The feeling of sheer disappointment when a favourite TV show is cancelled is an experience that happens to most of us at some point in our lives. It is even more raw when the series is denied a dignified conclusion which satisfyingly ties up all loose ends. This is precisely the case with 'Ray Donovan' which, after seven thrilling and superbly written seasons, Showtime has regretfully put an end to.

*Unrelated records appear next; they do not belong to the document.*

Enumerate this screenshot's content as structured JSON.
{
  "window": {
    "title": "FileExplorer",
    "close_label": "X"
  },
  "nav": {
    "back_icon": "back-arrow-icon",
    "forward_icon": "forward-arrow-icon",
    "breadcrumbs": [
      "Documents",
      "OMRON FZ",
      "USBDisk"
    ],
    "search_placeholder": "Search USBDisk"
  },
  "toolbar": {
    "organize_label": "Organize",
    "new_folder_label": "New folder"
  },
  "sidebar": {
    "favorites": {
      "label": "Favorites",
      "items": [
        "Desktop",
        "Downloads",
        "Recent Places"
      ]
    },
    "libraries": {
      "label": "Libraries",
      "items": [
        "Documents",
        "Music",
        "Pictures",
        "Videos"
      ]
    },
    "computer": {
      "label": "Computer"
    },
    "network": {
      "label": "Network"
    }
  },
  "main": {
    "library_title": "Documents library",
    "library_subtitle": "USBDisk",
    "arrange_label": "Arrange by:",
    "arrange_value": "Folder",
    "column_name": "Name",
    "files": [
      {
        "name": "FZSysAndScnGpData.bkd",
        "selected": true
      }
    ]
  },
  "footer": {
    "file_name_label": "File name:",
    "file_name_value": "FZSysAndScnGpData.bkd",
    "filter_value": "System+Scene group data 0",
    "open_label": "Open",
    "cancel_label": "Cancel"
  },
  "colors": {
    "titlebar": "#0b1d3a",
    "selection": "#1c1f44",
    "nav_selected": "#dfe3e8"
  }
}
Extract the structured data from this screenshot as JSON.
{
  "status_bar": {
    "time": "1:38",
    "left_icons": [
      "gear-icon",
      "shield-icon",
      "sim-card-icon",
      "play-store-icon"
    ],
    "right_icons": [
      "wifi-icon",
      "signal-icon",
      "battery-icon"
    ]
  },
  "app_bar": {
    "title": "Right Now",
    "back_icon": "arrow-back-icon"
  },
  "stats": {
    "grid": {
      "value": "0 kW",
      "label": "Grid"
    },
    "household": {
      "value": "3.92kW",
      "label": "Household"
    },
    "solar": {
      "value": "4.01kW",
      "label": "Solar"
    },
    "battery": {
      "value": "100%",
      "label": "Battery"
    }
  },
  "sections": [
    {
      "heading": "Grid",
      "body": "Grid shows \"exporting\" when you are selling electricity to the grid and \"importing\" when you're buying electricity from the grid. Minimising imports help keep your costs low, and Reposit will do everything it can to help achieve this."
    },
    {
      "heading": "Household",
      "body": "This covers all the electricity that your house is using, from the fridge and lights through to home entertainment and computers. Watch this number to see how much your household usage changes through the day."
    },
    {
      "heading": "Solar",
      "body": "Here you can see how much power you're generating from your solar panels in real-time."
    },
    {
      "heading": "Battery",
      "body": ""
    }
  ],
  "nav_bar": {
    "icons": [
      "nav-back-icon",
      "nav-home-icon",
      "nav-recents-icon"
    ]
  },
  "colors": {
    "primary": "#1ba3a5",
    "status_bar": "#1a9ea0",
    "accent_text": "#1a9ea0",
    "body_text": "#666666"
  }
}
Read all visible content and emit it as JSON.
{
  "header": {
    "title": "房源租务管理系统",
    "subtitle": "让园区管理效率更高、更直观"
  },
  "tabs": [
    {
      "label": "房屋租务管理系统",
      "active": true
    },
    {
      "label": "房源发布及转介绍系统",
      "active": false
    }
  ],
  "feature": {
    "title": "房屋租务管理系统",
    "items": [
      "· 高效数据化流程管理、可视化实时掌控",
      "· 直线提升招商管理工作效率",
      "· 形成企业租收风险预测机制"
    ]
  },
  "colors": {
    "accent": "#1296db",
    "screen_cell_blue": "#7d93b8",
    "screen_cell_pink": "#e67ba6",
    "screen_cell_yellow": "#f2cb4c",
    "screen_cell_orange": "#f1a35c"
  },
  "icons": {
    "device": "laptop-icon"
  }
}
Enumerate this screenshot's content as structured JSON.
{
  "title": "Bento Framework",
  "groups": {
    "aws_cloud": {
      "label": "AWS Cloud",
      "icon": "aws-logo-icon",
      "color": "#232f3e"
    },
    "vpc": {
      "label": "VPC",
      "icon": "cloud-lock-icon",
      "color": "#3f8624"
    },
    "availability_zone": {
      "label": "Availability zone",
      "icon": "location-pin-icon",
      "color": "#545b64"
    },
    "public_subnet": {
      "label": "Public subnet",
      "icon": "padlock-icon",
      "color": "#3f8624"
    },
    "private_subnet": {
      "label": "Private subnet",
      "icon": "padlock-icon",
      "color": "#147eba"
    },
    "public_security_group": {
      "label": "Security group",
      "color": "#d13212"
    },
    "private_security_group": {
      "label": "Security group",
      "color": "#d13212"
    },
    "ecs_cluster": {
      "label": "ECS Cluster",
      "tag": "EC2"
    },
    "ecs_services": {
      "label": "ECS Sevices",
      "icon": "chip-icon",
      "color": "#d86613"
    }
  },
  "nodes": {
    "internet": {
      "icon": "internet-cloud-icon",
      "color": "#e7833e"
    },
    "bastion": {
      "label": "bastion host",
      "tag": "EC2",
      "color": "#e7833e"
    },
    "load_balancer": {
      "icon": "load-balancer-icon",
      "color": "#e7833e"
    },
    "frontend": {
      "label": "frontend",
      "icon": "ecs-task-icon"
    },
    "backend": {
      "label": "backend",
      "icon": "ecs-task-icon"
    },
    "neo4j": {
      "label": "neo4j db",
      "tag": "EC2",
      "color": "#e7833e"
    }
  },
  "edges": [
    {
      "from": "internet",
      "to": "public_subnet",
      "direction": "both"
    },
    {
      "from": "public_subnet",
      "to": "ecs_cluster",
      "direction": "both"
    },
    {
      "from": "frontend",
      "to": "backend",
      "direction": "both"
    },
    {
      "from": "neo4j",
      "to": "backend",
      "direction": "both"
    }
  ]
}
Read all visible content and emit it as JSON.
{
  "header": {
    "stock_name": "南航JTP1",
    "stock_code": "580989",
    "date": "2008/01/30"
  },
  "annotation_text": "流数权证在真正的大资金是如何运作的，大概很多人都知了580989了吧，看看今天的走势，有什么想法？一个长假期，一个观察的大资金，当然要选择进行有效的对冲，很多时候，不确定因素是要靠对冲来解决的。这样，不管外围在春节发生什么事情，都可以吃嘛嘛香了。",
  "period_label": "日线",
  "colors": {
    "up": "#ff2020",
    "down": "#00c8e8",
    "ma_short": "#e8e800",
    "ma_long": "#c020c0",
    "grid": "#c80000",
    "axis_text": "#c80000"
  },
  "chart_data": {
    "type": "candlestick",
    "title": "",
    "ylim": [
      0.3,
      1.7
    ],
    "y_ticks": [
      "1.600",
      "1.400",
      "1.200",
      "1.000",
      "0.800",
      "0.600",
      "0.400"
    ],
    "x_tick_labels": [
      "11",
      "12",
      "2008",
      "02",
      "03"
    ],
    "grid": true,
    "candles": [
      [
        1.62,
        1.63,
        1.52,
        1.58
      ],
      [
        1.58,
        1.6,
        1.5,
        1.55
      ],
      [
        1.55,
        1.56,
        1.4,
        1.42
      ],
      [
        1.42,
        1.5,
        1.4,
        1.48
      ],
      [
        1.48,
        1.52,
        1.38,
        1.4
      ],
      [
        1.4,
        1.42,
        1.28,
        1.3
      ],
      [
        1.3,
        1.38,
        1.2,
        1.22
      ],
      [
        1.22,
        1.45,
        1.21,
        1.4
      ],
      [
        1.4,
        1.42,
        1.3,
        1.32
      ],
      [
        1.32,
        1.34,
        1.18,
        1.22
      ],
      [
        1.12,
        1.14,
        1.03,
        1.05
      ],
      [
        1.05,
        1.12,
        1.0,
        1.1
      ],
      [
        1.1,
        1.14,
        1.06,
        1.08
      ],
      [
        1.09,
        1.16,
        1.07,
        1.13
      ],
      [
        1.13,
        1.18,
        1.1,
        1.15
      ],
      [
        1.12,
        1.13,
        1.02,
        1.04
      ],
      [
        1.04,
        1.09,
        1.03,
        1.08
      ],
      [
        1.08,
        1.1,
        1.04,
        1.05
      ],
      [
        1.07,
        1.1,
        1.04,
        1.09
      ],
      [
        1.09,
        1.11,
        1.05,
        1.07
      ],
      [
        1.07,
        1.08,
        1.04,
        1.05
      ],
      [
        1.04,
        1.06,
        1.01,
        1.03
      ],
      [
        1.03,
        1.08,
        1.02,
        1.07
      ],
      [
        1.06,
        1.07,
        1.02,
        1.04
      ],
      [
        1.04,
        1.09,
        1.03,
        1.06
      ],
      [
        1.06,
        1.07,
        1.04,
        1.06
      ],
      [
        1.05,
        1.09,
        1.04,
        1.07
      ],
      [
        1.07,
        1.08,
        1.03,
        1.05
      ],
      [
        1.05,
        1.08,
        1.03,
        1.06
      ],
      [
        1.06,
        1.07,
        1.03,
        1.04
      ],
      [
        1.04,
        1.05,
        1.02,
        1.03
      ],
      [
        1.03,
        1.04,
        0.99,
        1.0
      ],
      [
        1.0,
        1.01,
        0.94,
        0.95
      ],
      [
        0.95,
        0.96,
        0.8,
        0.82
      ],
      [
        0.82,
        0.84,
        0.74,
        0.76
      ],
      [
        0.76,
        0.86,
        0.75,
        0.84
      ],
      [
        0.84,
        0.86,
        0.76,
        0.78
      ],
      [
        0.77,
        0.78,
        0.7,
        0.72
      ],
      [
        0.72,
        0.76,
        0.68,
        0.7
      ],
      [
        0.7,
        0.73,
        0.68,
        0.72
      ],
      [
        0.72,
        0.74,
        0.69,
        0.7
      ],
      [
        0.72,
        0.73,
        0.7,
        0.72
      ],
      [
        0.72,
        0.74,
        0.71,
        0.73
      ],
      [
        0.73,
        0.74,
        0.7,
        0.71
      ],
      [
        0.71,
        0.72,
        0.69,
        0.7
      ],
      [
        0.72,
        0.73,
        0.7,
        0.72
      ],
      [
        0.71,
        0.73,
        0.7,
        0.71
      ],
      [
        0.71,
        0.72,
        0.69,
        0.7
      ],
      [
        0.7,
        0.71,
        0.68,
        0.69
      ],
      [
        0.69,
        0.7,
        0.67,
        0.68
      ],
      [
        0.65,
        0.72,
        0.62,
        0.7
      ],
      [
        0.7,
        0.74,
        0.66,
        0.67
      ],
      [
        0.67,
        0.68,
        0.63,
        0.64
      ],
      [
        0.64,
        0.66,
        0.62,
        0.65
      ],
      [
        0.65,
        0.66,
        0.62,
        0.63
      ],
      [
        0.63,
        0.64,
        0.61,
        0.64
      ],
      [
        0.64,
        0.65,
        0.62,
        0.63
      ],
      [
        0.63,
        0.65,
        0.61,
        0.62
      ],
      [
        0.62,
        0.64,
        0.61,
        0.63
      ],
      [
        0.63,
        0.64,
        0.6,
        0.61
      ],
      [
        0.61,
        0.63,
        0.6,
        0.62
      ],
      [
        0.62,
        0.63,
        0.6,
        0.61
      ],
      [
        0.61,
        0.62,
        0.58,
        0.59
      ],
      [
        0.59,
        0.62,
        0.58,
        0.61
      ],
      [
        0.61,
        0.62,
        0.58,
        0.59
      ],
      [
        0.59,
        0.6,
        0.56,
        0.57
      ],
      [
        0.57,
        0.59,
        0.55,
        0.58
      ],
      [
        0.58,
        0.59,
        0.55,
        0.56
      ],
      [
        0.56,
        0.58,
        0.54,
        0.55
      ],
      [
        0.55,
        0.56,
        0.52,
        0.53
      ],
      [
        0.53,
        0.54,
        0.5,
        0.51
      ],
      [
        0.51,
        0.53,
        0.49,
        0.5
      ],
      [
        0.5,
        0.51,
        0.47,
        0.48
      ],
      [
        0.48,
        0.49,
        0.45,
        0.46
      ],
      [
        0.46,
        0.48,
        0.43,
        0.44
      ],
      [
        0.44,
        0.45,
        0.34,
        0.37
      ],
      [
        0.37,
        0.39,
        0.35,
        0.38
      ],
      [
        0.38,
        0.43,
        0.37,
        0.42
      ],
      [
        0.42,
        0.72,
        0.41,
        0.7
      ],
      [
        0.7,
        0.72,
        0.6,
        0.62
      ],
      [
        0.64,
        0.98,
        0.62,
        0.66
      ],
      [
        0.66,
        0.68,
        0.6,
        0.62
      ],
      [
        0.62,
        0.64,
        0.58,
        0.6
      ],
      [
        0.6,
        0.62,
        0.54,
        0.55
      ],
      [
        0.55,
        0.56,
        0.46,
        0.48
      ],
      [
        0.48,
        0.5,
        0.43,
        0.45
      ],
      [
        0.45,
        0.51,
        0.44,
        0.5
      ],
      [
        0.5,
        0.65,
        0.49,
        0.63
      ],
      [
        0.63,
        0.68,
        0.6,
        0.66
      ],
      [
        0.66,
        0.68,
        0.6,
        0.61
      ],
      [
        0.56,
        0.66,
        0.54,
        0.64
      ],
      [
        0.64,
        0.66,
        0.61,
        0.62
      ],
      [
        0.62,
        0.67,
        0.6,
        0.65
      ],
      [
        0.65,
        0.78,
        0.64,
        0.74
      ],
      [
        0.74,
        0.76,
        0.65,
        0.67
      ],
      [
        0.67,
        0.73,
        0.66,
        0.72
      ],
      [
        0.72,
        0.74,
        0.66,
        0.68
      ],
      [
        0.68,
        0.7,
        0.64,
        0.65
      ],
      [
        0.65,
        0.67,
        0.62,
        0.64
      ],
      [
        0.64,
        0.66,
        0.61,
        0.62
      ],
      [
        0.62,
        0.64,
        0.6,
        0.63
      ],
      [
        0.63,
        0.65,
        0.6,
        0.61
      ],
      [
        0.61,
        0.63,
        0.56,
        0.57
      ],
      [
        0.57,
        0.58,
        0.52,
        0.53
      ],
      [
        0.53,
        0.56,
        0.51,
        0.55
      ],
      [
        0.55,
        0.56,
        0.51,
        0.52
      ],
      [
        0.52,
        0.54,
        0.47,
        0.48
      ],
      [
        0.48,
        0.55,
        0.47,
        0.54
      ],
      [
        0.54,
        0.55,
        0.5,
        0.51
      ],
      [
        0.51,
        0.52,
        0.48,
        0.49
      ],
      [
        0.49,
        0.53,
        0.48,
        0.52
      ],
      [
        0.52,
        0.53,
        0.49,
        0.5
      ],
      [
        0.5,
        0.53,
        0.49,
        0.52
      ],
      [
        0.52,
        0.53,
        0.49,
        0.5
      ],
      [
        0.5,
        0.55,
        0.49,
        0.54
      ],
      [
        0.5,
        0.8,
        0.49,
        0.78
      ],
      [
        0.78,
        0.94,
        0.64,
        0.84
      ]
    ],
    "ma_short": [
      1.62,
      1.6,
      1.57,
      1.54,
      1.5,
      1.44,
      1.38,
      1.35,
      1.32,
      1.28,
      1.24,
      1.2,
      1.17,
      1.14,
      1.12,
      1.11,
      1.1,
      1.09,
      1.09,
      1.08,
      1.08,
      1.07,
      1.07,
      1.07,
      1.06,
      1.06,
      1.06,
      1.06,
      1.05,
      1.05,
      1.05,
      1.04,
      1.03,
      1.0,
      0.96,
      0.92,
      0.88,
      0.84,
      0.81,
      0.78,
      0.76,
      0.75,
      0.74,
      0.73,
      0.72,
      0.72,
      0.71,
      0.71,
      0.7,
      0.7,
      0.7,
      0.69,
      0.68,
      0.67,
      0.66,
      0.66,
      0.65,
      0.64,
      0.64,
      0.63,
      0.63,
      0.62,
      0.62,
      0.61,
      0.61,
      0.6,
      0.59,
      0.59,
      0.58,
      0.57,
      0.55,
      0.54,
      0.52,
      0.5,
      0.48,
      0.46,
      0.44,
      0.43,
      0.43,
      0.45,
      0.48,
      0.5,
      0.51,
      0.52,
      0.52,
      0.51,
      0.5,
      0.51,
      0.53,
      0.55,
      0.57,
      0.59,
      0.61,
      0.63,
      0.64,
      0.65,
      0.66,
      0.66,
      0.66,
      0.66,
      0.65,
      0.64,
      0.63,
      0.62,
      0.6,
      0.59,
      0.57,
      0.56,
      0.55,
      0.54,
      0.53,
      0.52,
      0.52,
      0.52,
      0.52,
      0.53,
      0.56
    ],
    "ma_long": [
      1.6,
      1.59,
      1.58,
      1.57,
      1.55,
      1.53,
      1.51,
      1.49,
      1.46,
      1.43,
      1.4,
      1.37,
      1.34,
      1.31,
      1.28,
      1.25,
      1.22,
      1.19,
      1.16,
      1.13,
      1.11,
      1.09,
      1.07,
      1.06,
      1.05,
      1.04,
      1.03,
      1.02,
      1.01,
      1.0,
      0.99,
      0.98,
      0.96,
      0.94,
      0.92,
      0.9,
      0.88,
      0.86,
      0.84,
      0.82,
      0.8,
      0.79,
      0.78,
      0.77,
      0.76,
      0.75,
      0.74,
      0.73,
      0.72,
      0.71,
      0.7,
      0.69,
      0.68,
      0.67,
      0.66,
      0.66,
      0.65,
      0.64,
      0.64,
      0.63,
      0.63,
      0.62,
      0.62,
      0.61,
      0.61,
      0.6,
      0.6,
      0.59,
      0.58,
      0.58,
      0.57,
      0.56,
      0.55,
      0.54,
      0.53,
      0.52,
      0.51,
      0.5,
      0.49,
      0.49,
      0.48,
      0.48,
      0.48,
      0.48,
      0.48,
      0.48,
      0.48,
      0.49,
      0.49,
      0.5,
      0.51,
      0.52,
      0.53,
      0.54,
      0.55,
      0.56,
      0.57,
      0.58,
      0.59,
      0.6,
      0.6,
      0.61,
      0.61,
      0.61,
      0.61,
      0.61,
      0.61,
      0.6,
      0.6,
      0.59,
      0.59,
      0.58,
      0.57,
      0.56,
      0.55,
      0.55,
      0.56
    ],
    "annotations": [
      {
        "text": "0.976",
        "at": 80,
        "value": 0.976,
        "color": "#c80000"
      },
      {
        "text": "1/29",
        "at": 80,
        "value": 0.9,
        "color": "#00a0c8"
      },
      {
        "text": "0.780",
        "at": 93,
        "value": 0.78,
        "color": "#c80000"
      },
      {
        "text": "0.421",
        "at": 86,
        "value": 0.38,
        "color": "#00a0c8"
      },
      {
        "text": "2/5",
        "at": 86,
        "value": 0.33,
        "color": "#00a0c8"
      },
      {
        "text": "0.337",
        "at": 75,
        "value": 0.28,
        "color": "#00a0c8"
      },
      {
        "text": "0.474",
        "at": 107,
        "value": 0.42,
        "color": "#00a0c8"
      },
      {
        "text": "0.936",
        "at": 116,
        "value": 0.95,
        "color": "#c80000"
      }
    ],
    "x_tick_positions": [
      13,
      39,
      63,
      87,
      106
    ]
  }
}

It’s been a while since I’ve found a TV show as intriguing and gripping as 'Ray Donovan'. In this melodrama, Liev Schreiber plays the titular character as we see him navigate between his family life and profession as a fixer for the rich and famous. But the perils that come with the nature of his job often infiltrate his family life and jeopardise the meaningful relationships he forms. Depicting fantastically how the mistakes of one person can result in the collapse of everything is what makes this crime drama remarkable. The Donovan patriarch, Mickey Donovan (Jon Voight), arguably starts the chain of downfalls just after his release from prison by reverting to the same ill-advised exploits that got him behind bars in the first place. What motivates him above all is money: his cupidity is founded on the belief that it will compensate for the years he spent incarcerated. His return brings a series of revelations and buried secrets which affect each of his sons differently.
What then becomes apparent is that Ray Donovan is a man who is severely afflicted by his intense hatred towards his father, which then incites his harmful urges. He is extremely skilled as a fixer, regularly rectifying other people’s wrongs, covering controversies and ruining reputations with aplomb. The issue is that he cannot fix himself. In the final season, Ray attempts to address the issues of his past by seeing a therapist. Even though only small snippets of his sessions appear, it is the most candid we ever see him: a different, more vulnerable side masked for years under his violent outbursts and bouts of alcoholism becomes visible. It is therefore unfortunate that the series’ cancellation doesn’t allow us to see how therapy works out for him. Another story-line with an open ending is that of Ray’s daughter Bridget (Kerris Dorsey), who planned to move to Los Angeles with her husband after becoming disillusioned with life in New York: unknown to her, he has tragically been killed in crossfire just as they are about to embark on this new journey together. How will Bridget learn the truth? Finally, Mickey’s plot-line remains loose ended: although he has attained his lifelong goal of getting rich by stealing shares, we are not even given the chance to see what he does with his newfound riches. These pressing questions may now never be answered.
While it is difficult to accept these cliff-hangers in the final episode, a series’ ability to keep you engrossed and wanting more indicates how powerful it is. 'Ray Donovan' not only has a stellar cast but throughout its seven year run the episodes have consistently been stimulating and compelling. I find solace in the series ending on a strong note, and in a bittersweet way, its uncertain ending actually endows us with the freedom to create our own ending to this phenomenal series.
Edited by Juliette Howard, Deputy Film Editor